Councilor David Izraelevitz chatted with the Los Alamos Reporter about the Council meeting and the FSN issue and the RFP process. He noted that as a community, Los Alamos is fortunate that social service contracts have been regularly fulfilled by highly qualified organizations, and they are often the sole or the clearly superior bidder. He said then there is no controversy about continuing the relationship and the Council is relieved of any heartburn.
“The difficult situation is when there is a competitive bid by multiple entities and the County is faced with the responsibility of considering the unseating of an incumbent. If we didn’t take this responsibility seriously, and didn’t allow the possibility of changing contractors at times, then there would be no logic to having formal requests for proposals, a selection committee, etc.

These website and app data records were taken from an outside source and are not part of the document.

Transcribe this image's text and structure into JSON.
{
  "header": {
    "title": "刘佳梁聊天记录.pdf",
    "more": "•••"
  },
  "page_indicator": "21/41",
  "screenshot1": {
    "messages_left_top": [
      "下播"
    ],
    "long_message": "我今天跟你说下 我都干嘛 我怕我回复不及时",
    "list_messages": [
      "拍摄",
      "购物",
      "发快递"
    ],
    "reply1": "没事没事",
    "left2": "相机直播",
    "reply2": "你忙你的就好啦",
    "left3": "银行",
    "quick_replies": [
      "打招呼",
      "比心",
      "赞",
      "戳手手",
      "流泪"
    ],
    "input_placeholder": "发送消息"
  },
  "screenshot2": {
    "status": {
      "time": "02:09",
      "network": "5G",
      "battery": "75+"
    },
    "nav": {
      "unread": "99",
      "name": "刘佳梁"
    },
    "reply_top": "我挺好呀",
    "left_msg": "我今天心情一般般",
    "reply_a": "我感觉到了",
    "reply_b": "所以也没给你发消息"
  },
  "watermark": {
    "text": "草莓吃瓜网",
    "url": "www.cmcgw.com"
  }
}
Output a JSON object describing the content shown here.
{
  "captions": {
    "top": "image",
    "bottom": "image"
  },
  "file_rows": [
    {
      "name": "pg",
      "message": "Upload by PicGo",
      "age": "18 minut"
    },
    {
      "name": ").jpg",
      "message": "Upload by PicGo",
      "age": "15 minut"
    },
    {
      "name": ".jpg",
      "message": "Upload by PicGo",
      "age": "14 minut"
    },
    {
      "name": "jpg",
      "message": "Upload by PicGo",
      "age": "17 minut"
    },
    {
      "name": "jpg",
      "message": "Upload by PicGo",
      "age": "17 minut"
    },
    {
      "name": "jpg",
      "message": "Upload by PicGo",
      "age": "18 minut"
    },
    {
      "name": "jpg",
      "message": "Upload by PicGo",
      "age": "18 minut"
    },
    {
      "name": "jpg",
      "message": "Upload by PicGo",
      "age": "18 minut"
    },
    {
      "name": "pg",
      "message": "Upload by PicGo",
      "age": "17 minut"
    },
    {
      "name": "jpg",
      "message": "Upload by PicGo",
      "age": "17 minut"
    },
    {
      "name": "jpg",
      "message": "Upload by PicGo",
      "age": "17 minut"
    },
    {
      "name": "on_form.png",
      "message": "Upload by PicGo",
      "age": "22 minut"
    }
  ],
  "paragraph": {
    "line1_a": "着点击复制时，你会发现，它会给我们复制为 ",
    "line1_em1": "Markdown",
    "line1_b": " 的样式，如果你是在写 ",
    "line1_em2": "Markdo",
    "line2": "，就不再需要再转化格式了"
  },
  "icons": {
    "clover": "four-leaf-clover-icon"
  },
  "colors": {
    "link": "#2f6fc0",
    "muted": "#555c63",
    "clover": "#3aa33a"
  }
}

We would always continue with the current contractor,” Izraelevitz said.
He said even though there is no reason to suspect foul play, just skipping over the formal selection and procurement process “turns awarding contracts into a political, not a technical decision, with all the resulting opportunities for insider deals and corruption”.
“In this solicitation, we followed the exact same process as we have for every other contract, as mandated by our procurement laws. I have no reason to assume anything other than a thoughtful and careful analysis of each proposal and a reasoned argument for one bidder over the others was presented. I wasn’t about to support a change to this business model and start down this road without reviewing the serious ramifications of changing this process. We can’t change our rules midstream. I don’t think our citizens would want that either,” Izraelevitz said.
He noted that he is personally very familiar with both Las Cumbres and Family Strengths Network, not only as a councilor, but also as a parent and through his wife’s work as an occupational therapist for Los Alamos Public Schools.
“Both organizations bring great assets to our community, and I hope that they find a way that they can continue to work together, bringing their relative expertise to our community. I felt that the letter that the executive director of Las Cumbres presented as public comment was encouragingly pointing in this direction. Hopefully, the upcoming social services gap analysis report will help everyone make the right decisions,” he said.